    Source: SFGATE.com: Bay Area News
  • Protesters Outside ‘Julius Caesar’ in Central Park, and Laughs Inside
    By EMILY PALMER and MAYA SALAM - Sunday Jun 18, 2017

    Just a day after the “Shakespeare in the Park” play was interrupted by protesters who rushed on stage, a few demonstrators picketed, and the production was adjusted to address the episode.

    Source: NYT > Home Page
  • The Chef: For Niven Patel, Farm-to-Table Cooking Means Taro and Mangoes
    By RACHEL WHARTON - Tuesday Aug 15, 2017

    The Miami chef grows produce in his backyard in Homestead, Fla. — the only part of the contiguous United States with a tropical monsoon climate.

    Source: NYT > Home Page
  • Bunya-Bunya? Plum Pine? A Melbourne Chef’s Rich Vocabulary
    By SAM SIFTON - Tuesday Jun 13, 2017

    Ben Shewry, of the acclaimed Australian restaurant Attica, cooks in a culinary language that embraces the rare and the everyday, the new and the old.

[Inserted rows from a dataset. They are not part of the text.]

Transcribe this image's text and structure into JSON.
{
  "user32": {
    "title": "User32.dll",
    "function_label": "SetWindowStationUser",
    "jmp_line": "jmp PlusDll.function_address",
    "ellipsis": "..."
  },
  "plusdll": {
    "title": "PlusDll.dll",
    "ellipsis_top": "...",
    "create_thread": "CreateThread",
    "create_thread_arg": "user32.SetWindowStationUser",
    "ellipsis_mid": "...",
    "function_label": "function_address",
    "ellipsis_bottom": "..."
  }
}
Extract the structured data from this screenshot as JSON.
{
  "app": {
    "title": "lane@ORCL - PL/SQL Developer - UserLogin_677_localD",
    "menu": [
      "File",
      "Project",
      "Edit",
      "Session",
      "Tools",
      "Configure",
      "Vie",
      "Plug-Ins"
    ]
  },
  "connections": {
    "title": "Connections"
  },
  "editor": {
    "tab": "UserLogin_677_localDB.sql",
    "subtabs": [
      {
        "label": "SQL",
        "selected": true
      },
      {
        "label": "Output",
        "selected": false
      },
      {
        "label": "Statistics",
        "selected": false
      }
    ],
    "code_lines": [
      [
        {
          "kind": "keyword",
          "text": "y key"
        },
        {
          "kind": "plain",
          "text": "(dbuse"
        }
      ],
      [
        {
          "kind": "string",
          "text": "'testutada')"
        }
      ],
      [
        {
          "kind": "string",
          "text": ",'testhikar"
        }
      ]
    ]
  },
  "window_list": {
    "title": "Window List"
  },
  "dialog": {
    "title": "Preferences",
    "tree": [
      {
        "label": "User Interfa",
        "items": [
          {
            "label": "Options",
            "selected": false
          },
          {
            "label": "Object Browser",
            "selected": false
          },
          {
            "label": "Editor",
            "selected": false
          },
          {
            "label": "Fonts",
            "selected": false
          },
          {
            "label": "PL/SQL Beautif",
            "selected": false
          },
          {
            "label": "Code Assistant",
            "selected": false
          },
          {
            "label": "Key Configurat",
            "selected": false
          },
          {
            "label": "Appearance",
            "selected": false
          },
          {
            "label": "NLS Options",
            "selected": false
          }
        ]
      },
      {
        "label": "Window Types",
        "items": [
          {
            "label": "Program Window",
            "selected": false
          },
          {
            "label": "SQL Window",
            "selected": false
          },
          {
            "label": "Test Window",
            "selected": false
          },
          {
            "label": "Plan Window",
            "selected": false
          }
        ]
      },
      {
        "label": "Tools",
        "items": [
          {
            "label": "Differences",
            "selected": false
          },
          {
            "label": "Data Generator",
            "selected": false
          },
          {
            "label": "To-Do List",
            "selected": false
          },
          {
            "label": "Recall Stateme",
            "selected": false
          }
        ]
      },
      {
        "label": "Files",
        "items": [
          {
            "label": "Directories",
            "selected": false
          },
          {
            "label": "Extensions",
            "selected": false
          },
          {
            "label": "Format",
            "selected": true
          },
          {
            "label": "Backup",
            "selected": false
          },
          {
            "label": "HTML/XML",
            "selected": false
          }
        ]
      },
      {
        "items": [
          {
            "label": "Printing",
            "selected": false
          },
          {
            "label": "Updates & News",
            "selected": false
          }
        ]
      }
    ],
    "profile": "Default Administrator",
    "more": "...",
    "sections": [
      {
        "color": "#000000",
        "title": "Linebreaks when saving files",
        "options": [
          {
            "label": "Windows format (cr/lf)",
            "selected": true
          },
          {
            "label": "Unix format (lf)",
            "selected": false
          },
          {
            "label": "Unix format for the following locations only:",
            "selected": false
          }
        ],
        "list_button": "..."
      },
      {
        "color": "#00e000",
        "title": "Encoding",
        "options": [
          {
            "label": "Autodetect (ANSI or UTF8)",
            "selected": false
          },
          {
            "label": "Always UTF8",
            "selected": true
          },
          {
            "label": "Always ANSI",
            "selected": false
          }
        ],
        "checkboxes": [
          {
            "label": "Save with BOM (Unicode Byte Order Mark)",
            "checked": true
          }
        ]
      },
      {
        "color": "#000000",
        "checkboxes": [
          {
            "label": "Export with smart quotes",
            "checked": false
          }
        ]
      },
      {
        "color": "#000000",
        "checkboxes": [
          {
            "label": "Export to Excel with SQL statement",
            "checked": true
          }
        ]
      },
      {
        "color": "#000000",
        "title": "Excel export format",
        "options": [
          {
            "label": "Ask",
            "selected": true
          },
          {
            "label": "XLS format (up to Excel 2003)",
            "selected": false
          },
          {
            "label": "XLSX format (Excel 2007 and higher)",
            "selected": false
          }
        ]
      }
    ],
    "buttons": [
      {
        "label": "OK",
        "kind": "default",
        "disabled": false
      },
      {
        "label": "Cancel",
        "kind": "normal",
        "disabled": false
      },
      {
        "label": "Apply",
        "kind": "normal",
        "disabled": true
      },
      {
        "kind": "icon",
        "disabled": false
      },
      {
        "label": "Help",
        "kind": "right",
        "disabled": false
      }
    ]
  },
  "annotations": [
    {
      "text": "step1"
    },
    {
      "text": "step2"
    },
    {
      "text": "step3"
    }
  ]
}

    Source: NYT > Home Page
  • Two Protesters Disrupt ‘Julius Caesar’ in Central Park
    By MICHAEL PAULSON - Saturday Jun 17, 2017

    A production of the Shakespeare play was interrupted by protesters objecting to a scene where a character resembling President Trump is murdered.

    Source: NYT > Home Page
  • Master Chef vs. Line Cook: How Do You Prepare Your Nonprofit Fundraising Plan?
    By Claire Axelrad - Monday Jul 24, 2017

    I learned something over three decades ago that I’ve never forgotten. When I learned this, it made me very happy. You see, I was transitioning from an unhappy, short-lived career in law and wasn’t really sure about my next chapter.  Nonprofit work intrigued me, but… was it really a discipline or just something folks “winged?” …

    Source: Clairification